Work item — Find the lines in the records that carry the word "description". Copy each one.

Record excerpts: Begin

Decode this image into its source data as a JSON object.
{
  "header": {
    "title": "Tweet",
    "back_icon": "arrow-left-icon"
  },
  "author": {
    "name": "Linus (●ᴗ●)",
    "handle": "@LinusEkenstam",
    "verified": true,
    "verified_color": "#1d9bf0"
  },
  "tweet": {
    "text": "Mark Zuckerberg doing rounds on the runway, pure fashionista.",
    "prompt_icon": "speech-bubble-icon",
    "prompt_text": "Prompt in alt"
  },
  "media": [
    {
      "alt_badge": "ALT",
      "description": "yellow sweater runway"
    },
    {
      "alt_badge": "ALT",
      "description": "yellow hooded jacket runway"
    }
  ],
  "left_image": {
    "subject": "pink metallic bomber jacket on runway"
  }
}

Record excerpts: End

Solution below —
      "description": "yellow sweater runway"
      "description": "yellow hooded jacket runway"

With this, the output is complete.